Wait, Gas-Powered Cars Do WHAT?!?

Gas-powered cars, it turns out, actually use more electricity than electric vehicles (EVs).

I’m not talking about the “equivalent” of electricity or the amount of energy, I’m talking about somebody-has-to-generate-it-and-send-it-through-the-power-lines electricity. Gas-powered cars. Use more than. Electric cars.

oil refinery

If that sounds ridiculous, well, it is–but it’s also true. Forget about the energy that comes from burning the gas: refining gasoline takes a huge amount of electricity. Ironic, isn’t it, that producing a fuel to supply energy to vehicles itself consumes so much energy?

But let’s get to the numbers. Let’s say you have an absolutely average gas-powered car that gets about 23 miles per gallon. To refine that gallon of gas, it takes the refinery about 6 kilowatt hours (kWh) of electricity to move around water, power equipment, etc.*

Let’s say, on the other hand, that you have an average electric car. How far would you be able to go on that 6 kWh of electricity if it didn’t go into making you a gallon of gas? About 23 miles.

Now consider that on top of refining the gasoline, you also have drilling, transportation, storage, pumping, etc., all of which takes even more electricity.

And none of this takes into account the much greater effects of all the fossil fuel energy in that gallon of gas, which includes not only the gallon of gas itself but all the pumping, transportation, and other effort required to get it from a pool deep under the ground or a field of tar sands into your gas tank.

You can still beat the electricity figures above by driving an extremely efficient vehicle, especially a good hybrid, but this would appear to hugely tilt the scales in the favor of EVs when we talk about greenhouse gas emissions from even those hybrids.

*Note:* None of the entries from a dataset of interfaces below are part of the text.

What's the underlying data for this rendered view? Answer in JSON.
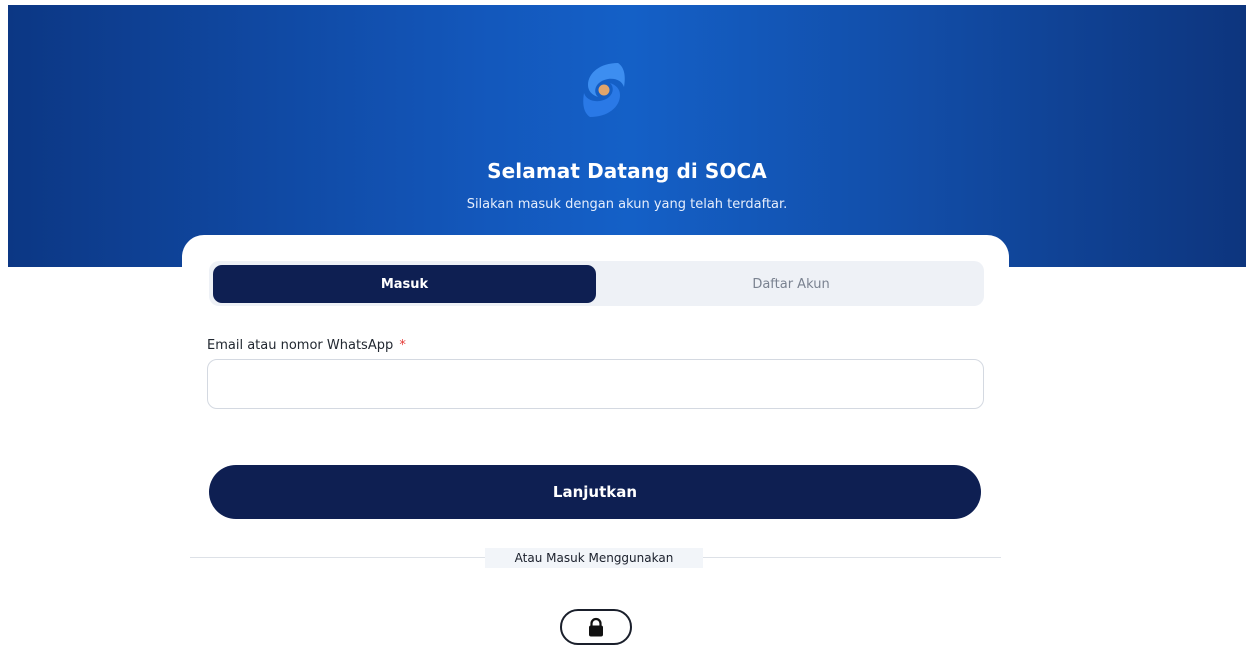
{
  "header": {
    "title": "Selamat Datang di SOCA",
    "subtitle": "Silakan masuk dengan akun yang telah terdaftar.",
    "logo_icon": "soca-logo-icon",
    "gradient_colors": [
      "#0c3784",
      "#1460c7",
      "#0d357e"
    ]
  },
  "tabs": [
    {
      "label": "Masuk",
      "active": true
    },
    {
      "label": "Daftar Akun",
      "active": false
    }
  ],
  "form": {
    "email_label": "Email atau nomor WhatsApp",
    "required_marker": "*",
    "email_value": "",
    "email_placeholder": "",
    "submit_label": "Lanjutkan"
  },
  "alternative": {
    "divider_text": "Atau Masuk Menggunakan",
    "button_icon": "lock-icon"
  },
  "colors": {
    "primary": "#0e1f52",
    "required": "#e53935",
    "tab_track": "#eef1f6"
  }
}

This was just one of those things that blew my mind a little, so I thought I’d share it with you. Now back to your regularly-scheduled day.

*That figure is from the US Dept. of Energy: see correspondence about it here.